#### Task to carry out
Your answer must be the records below, reproduced exactly.

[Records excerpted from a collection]
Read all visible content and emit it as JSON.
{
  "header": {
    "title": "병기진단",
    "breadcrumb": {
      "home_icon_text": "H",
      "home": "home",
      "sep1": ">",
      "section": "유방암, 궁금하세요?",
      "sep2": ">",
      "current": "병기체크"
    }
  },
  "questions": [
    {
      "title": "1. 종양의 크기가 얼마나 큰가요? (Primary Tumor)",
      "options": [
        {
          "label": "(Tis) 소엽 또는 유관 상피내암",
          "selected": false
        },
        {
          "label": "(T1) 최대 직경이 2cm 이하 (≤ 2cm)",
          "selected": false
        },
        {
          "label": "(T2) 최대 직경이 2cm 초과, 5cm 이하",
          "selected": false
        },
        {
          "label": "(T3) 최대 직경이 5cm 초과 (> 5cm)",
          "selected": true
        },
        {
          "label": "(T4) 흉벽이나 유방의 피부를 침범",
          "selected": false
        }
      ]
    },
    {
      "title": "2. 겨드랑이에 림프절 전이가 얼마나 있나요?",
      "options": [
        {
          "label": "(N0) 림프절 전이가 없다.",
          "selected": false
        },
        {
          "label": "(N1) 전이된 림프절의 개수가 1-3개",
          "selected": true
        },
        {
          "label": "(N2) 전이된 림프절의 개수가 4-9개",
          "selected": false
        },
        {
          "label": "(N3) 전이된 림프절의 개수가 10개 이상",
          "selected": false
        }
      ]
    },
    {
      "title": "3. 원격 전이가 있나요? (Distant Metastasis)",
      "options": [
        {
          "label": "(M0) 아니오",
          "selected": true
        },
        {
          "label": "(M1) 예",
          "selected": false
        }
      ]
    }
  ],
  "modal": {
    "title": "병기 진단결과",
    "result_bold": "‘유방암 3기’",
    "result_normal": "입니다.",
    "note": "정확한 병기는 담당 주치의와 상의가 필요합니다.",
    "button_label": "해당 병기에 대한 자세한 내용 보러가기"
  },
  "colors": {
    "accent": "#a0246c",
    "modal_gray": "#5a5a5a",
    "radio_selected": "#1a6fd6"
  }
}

#### Your solution
Read all visible content and emit it as JSON.
{
  "header": {
    "title": "병기진단",
    "breadcrumb": {
      "home_icon_text": "H",
      "home": "home",
      "sep1": ">",
      "section": "유방암, 궁금하세요?",
      "sep2": ">",
      "current": "병기체크"
    }
  },
  "questions": [
    {
      "title": "1. 종양의 크기가 얼마나 큰가요? (Primary Tumor)",
      "options": [
        {
          "label": "(Tis) 소엽 또는 유관 상피내암",
          "selected": false
        },
        {
          "label": "(T1) 최대 직경이 2cm 이하 (≤ 2cm)",
          "selected": false
        },
        {
          "label": "(T2) 최대 직경이 2cm 초과, 5cm 이하",
          "selected": false
        },
        {
          "label": "(T3) 최대 직경이 5cm 초과 (> 5cm)",
          "selected": true
        },
        {
          "label": "(T4) 흉벽이나 유방의 피부를 침범",
          "selected": false
        }
      ]
    },
    {
      "title": "2. 겨드랑이에 림프절 전이가 얼마나 있나요?",
      "options": [
        {
          "label": "(N0) 림프절 전이가 없다.",
          "selected": false
        },
        {
          "label": "(N1) 전이된 림프절의 개수가 1-3개",
          "selected": true
        },
        {
          "label": "(N2) 전이된 림프절의 개수가 4-9개",
          "selected": false
        },
        {
          "label": "(N3) 전이된 림프절의 개수가 10개 이상",
          "selected": false
        }
      ]
    },
    {
      "title": "3. 원격 전이가 있나요? (Distant Metastasis)",
      "options": [
        {
          "label": "(M0) 아니오",
          "selected": true
        },
        {
          "label": "(M1) 예",
          "selected": false
        }
      ]
    }
  ],
  "modal": {
    "title": "병기 진단결과",
    "result_bold": "‘유방암 3기’",
    "result_normal": "입니다.",
    "note": "정확한 병기는 담당 주치의와 상의가 필요합니다.",
    "button_label": "해당 병기에 대한 자세한 내용 보러가기"
  },
  "colors": {
    "accent": "#a0246c",
    "modal_gray": "#5a5a5a",
    "radio_selected": "#1a6fd6"
  }
}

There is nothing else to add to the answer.